__Task details__.
Across the records below, how many lines include the string "name"? Respond with the number only.

__Given records__.
..............................
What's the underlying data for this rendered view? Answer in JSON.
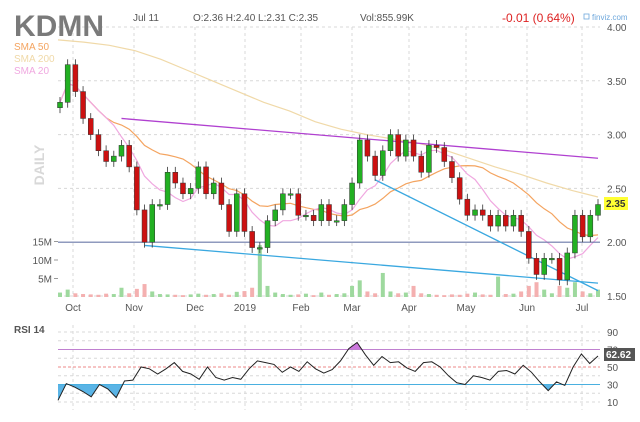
{
  "header": {
    "ticker": "KDMN",
    "date": "Jul 11",
    "ohlc": "O:2.36 H:2.40 L:2.31 C:2.35",
    "volume": "Vol:855.99K",
    "change": "-0.01 (0.64%)",
    "brand": "finviz.com",
    "period_watermark": "DAILY"
  },
  "legend": [
    {
      "label": "SMA 50",
      "color": "#f4a460"
    },
    {
      "label": "SMA 200",
      "color": "#f0d9a8"
    },
    {
      "label": "SMA 20",
      "color": "#f0a8e0"
    }
  ],
  "colors": {
    "up": "#22b022",
    "down": "#cc1111",
    "trend_resist": "#b040d0",
    "trend_support": "#3aa8e0",
    "level_line": "#6a78a8",
    "change": "#dd2222"
  },
  "chart_data": {
    "type": "candlestick",
    "title": "KDMN",
    "x_labels": [
      "Oct",
      "Nov",
      "Dec",
      "2019",
      "Feb",
      "Mar",
      "Apr",
      "May",
      "Jun",
      "Jul"
    ],
    "price_ticks": [
      "4.00",
      "3.50",
      "3.00",
      "2.50",
      "2.00",
      "1.50"
    ],
    "price_range": [
      1.5,
      4.0
    ],
    "volume_ticks": [
      "15M",
      "10M",
      "5M"
    ],
    "last_price_label": "2.35",
    "closes": [
      3.3,
      3.65,
      3.4,
      3.15,
      3.0,
      2.85,
      2.75,
      2.8,
      2.9,
      2.7,
      2.3,
      2.0,
      2.35,
      2.35,
      2.65,
      2.55,
      2.45,
      2.5,
      2.7,
      2.45,
      2.55,
      2.35,
      2.1,
      2.45,
      2.1,
      1.95,
      1.95,
      2.2,
      2.3,
      2.45,
      2.45,
      2.25,
      2.25,
      2.2,
      2.35,
      2.2,
      2.2,
      2.35,
      2.55,
      2.95,
      2.8,
      2.62,
      2.85,
      3.0,
      2.8,
      2.95,
      2.8,
      2.65,
      2.9,
      2.88,
      2.75,
      2.6,
      2.4,
      2.25,
      2.3,
      2.25,
      2.15,
      2.25,
      2.15,
      2.25,
      2.1,
      1.85,
      1.7,
      1.85,
      1.85,
      1.65,
      1.9,
      2.25,
      2.05,
      2.25,
      2.35
    ],
    "volumes_m": [
      1.2,
      2.0,
      1.0,
      0.8,
      0.7,
      0.6,
      0.9,
      0.8,
      2.5,
      1.0,
      2.2,
      3.5,
      1.5,
      0.8,
      0.7,
      0.6,
      0.5,
      0.7,
      0.9,
      0.6,
      0.8,
      1.0,
      0.6,
      1.4,
      1.6,
      2.5,
      14.0,
      3.0,
      1.2,
      0.8,
      0.6,
      0.7,
      0.9,
      0.5,
      1.2,
      0.6,
      0.8,
      1.0,
      3.0,
      4.5,
      1.5,
      1.0,
      6.5,
      1.5,
      1.0,
      1.2,
      3.0,
      1.0,
      0.8,
      0.6,
      0.5,
      0.7,
      0.6,
      0.9,
      1.2,
      0.7,
      0.6,
      5.5,
      0.8,
      0.9,
      1.5,
      3.0,
      4.0,
      2.0,
      1.0,
      3.0,
      2.5,
      4.0,
      1.5,
      1.0,
      2.0
    ],
    "sma200": [
      3.88,
      3.86,
      3.83,
      3.78,
      3.7,
      3.6,
      3.5,
      3.4,
      3.3,
      3.22,
      3.12,
      3.05,
      3.0,
      2.96,
      2.92,
      2.86,
      2.78,
      2.7,
      2.63,
      2.55,
      2.48,
      2.42
    ],
    "trendlines": [
      {
        "name": "resistance",
        "from": [
          8,
          3.15
        ],
        "to": [
          70,
          2.78
        ]
      },
      {
        "name": "support-long",
        "from": [
          11,
          1.97
        ],
        "to": [
          70,
          1.62
        ]
      },
      {
        "name": "support-short",
        "from": [
          41,
          2.58
        ],
        "to": [
          70,
          1.55
        ]
      }
    ],
    "level_line": 2.0,
    "rsi": {
      "label": "RSI 14",
      "current": "62.62",
      "ticks": [
        "90",
        "70",
        "50",
        "30",
        "10"
      ],
      "overbought": 70,
      "midline": 50,
      "oversold": 30,
      "values": [
        12,
        31,
        27,
        22,
        16,
        30,
        25,
        15,
        34,
        35,
        50,
        48,
        42,
        48,
        55,
        45,
        42,
        36,
        50,
        38,
        35,
        38,
        36,
        48,
        57,
        55,
        53,
        44,
        50,
        45,
        56,
        48,
        43,
        47,
        57,
        71,
        78,
        64,
        52,
        62,
        55,
        56,
        49,
        45,
        55,
        56,
        50,
        40,
        32,
        30,
        40,
        38,
        35,
        45,
        46,
        42,
        52,
        44,
        33,
        23,
        33,
        29,
        50,
        65,
        54,
        62.62
      ]
    }
  }
}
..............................
__Task output__.
3